Whenever a line below holds the word "pixels", count it once; report the total and nothing else.

--

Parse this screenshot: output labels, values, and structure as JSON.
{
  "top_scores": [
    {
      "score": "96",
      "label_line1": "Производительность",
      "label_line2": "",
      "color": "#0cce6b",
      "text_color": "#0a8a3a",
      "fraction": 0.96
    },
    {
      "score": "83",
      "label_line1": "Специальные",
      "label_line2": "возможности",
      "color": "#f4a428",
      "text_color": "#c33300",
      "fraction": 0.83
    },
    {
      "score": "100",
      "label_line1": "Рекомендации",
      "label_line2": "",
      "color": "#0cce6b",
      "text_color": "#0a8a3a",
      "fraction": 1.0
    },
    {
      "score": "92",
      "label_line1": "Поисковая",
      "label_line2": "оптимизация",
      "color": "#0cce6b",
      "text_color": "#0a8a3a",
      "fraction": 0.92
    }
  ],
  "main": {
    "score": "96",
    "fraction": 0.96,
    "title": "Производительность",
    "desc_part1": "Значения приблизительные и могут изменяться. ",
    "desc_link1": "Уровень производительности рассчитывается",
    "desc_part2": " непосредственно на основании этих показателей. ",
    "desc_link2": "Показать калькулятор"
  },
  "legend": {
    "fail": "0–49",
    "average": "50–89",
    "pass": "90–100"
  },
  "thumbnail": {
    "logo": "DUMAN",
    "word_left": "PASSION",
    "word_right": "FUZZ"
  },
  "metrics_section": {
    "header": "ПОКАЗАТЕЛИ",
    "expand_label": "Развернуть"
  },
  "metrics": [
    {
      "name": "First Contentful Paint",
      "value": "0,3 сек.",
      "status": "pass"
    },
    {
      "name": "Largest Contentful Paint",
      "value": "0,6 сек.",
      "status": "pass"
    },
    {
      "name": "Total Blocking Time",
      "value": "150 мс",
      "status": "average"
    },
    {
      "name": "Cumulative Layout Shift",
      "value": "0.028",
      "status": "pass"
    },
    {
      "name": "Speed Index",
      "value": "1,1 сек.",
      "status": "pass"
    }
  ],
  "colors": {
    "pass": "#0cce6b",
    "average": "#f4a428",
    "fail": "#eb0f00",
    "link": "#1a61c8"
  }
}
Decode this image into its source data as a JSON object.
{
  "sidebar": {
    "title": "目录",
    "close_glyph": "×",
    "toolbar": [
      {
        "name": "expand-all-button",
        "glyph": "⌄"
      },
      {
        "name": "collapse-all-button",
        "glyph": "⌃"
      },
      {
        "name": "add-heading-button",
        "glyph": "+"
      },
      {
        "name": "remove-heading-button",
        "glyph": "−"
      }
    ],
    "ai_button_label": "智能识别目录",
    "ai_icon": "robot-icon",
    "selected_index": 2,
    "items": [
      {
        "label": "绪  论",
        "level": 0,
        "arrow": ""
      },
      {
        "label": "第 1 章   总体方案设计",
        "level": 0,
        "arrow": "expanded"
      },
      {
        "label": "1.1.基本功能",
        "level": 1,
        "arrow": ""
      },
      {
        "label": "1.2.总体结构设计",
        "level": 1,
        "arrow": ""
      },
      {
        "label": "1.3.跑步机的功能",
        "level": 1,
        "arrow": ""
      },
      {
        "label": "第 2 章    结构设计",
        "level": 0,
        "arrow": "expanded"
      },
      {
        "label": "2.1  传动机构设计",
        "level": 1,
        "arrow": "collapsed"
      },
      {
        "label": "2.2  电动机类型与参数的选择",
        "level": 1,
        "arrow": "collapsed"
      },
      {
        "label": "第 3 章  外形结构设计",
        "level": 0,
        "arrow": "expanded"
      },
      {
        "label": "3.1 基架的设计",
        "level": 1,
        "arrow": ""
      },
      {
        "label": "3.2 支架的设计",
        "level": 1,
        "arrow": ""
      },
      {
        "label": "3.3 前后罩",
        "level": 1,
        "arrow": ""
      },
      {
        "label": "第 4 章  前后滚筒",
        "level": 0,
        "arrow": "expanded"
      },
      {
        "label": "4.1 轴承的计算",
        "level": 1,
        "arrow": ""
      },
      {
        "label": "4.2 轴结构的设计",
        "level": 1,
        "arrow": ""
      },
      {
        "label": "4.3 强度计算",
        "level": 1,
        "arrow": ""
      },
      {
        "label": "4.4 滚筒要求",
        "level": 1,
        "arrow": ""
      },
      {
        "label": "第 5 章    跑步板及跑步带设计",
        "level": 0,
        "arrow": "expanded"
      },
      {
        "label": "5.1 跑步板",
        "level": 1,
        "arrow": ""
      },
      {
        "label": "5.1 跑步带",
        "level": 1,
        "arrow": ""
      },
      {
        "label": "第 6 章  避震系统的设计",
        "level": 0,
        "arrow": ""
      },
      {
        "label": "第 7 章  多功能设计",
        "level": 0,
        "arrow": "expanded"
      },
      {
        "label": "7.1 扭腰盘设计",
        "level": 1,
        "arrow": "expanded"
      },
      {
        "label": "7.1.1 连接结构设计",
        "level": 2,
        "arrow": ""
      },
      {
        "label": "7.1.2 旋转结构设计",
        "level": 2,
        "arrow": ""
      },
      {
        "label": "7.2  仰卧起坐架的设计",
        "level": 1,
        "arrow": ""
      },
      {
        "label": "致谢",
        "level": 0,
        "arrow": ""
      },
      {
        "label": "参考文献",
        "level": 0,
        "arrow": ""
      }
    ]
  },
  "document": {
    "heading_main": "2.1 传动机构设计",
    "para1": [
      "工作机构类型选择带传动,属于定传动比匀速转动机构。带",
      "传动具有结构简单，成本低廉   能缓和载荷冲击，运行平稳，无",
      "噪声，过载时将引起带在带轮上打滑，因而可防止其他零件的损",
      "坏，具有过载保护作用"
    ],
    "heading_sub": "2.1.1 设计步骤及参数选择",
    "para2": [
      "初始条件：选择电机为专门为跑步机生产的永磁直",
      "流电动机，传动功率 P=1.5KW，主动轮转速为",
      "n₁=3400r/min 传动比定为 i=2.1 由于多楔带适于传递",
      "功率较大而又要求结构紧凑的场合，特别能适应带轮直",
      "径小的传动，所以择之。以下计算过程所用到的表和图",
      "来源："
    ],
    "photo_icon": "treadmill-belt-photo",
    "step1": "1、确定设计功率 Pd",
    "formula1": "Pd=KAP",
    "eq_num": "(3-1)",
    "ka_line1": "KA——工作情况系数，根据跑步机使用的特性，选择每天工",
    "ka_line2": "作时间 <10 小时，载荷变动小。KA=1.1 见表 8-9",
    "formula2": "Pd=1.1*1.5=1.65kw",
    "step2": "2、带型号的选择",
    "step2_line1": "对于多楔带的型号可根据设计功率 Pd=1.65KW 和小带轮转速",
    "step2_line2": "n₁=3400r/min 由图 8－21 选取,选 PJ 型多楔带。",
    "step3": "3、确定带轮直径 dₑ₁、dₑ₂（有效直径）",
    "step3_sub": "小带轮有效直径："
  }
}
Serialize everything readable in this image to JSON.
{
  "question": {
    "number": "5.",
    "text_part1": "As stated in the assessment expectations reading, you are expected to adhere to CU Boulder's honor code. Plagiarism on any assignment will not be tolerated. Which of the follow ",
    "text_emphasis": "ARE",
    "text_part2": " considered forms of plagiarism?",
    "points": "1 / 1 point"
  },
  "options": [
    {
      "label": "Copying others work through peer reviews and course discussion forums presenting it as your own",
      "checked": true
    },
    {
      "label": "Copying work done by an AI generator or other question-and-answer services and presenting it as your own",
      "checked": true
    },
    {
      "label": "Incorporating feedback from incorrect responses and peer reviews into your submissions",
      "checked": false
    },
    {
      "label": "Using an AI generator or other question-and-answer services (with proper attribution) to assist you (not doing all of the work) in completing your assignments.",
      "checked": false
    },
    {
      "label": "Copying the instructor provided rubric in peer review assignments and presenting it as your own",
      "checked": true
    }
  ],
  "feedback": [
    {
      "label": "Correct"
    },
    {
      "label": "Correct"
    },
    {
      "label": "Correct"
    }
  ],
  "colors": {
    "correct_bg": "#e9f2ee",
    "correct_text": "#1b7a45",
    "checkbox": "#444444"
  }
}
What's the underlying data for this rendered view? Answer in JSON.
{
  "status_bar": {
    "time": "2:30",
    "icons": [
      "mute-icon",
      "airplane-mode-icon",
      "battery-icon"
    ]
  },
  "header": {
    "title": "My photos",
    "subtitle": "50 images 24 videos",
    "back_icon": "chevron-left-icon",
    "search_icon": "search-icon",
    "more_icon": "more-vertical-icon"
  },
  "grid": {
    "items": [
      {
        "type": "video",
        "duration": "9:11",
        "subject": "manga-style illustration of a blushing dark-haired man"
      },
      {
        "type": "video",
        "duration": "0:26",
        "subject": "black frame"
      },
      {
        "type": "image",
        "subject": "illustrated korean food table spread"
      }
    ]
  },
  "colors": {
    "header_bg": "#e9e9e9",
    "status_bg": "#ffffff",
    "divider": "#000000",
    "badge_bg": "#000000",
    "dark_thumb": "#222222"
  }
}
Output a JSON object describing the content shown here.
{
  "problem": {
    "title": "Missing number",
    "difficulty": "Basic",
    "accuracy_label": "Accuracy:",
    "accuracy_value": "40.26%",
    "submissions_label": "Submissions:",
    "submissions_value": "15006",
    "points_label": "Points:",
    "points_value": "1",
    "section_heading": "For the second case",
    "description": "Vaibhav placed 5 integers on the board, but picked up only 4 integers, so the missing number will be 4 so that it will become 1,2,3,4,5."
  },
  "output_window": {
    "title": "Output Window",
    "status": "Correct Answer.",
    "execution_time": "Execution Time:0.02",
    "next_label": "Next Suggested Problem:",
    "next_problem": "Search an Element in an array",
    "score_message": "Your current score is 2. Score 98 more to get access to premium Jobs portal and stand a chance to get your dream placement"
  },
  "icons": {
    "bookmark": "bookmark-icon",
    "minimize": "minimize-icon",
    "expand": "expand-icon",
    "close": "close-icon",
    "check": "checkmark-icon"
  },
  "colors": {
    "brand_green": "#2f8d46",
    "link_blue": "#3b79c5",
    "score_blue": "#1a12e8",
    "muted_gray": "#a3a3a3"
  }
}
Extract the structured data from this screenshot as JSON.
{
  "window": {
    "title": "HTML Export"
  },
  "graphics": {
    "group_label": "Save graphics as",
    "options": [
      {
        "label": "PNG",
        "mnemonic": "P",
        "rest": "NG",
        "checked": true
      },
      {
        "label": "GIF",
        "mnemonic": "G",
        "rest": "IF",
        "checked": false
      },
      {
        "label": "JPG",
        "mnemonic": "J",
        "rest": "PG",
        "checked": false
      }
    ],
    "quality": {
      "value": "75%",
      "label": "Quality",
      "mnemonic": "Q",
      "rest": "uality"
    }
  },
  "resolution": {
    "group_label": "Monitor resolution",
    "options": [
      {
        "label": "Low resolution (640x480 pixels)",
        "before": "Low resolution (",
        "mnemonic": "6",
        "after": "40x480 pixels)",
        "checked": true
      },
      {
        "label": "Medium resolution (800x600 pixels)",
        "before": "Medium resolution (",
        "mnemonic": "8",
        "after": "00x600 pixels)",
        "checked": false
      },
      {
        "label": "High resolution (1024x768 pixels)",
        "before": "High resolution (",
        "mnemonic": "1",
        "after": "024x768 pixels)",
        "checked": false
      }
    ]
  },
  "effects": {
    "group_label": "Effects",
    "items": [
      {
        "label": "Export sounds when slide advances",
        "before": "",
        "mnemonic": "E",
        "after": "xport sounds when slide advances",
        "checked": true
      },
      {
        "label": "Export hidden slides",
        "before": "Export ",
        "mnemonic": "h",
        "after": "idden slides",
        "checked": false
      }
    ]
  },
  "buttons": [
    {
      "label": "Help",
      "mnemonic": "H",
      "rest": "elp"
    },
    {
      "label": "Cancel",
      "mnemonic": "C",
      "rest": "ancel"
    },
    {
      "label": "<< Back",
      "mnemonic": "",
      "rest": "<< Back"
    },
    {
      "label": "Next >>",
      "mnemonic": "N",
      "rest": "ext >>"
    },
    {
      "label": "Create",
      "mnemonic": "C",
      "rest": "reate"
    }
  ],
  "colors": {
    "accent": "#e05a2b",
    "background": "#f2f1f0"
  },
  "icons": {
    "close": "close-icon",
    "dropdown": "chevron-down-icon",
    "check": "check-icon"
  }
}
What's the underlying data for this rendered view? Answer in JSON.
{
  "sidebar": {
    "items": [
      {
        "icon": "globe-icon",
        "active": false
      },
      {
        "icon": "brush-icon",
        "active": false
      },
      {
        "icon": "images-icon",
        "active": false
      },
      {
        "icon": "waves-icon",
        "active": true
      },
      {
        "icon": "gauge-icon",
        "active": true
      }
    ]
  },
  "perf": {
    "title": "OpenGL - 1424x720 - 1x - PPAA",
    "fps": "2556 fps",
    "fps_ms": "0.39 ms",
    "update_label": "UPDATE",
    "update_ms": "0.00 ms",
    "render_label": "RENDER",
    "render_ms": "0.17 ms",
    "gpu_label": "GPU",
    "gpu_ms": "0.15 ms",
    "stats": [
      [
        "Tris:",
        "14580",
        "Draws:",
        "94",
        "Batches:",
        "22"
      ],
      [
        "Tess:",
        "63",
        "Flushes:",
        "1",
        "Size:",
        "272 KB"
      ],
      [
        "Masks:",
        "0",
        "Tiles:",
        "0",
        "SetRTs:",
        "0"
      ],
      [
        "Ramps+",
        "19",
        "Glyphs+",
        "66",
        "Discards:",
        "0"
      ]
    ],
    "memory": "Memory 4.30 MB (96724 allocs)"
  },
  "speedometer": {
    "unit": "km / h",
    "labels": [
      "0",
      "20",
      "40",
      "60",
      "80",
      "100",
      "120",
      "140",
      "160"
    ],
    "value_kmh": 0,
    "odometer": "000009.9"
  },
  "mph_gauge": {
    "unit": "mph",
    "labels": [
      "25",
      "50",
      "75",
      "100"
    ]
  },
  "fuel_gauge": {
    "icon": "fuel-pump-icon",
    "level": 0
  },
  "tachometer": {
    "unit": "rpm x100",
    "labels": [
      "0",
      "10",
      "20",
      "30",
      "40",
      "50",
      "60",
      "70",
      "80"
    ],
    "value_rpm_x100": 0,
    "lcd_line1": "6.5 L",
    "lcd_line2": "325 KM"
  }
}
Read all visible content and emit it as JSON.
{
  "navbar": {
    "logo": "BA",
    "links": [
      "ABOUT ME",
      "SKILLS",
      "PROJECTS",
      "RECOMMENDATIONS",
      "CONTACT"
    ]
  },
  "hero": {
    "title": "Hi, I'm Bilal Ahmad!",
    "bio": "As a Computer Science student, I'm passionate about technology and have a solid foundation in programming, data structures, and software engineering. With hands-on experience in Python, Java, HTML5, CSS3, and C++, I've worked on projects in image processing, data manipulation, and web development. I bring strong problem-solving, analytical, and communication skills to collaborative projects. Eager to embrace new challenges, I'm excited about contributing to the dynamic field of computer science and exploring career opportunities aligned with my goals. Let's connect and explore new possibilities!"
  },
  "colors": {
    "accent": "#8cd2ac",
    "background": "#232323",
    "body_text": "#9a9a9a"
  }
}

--

■ Exercise answer ■
6